  • Liberia: Orphaned children are vulnerable to exploitation, including in street selling and child sex trafficking.
  • Lithuania: The approximately 2,800 children institutionalized in approximately 90 orphanages are especially vulnerable to trafficking.
  • Malaysia: Traffickers exploit Malaysian orphans and children from refugee communities in forced begging.
  • Moldova: Children, living on the street or in orphanages or left behind by parents migrating abroad, remain vulnerable to exploitation.
  • Romania: Perennial problems of abuse and neglect of institutionalized children and the lack of proactive identification in government facilities left children in placement centers and orphanages vulnerable to trafficking.
  • Russia:   Traffickers lure minors from state and municipal orphanages to forced begging, forced criminality, child pornography, and sex trafficking, and use by armed groups in the Middle East.
  • South Sudan:  These groups, including orphaned children, are at increased risk of trafficking and other forms of exploitation within South Sudan and neighboring countries.
  • Sri Lanka:  The former head of the government’s National Child Protection Agency (NCPA) uncovered allegations that one state-run orphanage, in collaboration with tuk-tuk drivers, used children from the orphanage in a child sex trafficking ring.
  • Thailand:  Children in orphanages are vulnerable to trafficking.
  • Ukraine: The approximately 104,000 children institutionalized in state-run orphanages are especially vulnerable to trafficking.

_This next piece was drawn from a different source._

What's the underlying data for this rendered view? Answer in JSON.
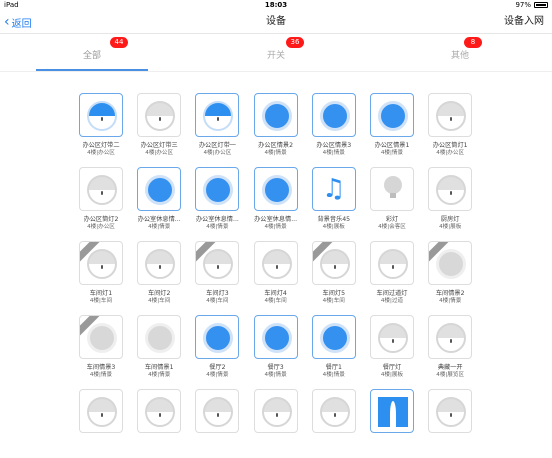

Of course, this danger faced by children outside of healthy families is not just in far off places.  It lurks within the U.S. foster system, too.  In testimony before Congress, a young woman who spent her childhood in U.S. foster care explained why children without families are so vulnerable.  As “T” Ortiz described, “[T]raffickers/pimps/exploiters have no fear of punishment because they rely on the lack of attention that occurs when these young people go missing…There are no amber alerts, no posters, when youth from the foster care system go missing.”

Just as significant, the absence of consistent love and affirmation can make these young people all the more eager for the false affection and belonging that traffickers promise.  “T” described this reality in heartbreaking words, explaining why she was so drawn to the man who exploited her.  “For myself, as unfortunate as it is to say, the most consistent relationship I ever had in care was with my pimp and his family.”

This explains why studies consistently show that between 60 and 85 percent plus of child victims of trafficking in the US come from the foster system.  Whether in the US or around the world, children growing up without families are the most vulnerable beings on the planet.

Of course, it is important to acknowledge – even as we point decisively toward the ideal of safe, nurturing family – that some residential care situations are vastly better than others.  Likewise, in many parts of the world, residential care currently represents the best alternative to life on the streets or in an abusive home.  Indeed, the Trafficking in Person Report mentions numerous cases where – however imperfect – local orphanages apparently represented a government’s best current resource for lodging children rescued from trafficking.  Until we have established truly viable alternatives, simply closing orphanages may put children at risk of harm on the streets or in exploitative homes.

What we can express with confidence, however, is that social science, scripture, and common sense all point unequivocally toward family as the very best place for a child to grow.  Safe, permanent, nurturing family must be our unequivocal goal for every child whenever that is possible.  And when it isn’t, we must press toward solutions that are as close to that ideal as we can.  Children that lack family have a trafficker’s bullseye painted on their backs.

But the opposite is also true:  when a child has a strong relationship with a caring adult – and especially when they live within a permanent, loving family – human traffickers are far more likely to see them as out of reach.

If we care about human trafficking, we must care for orphaned children and foster youth.




Image source:  https: //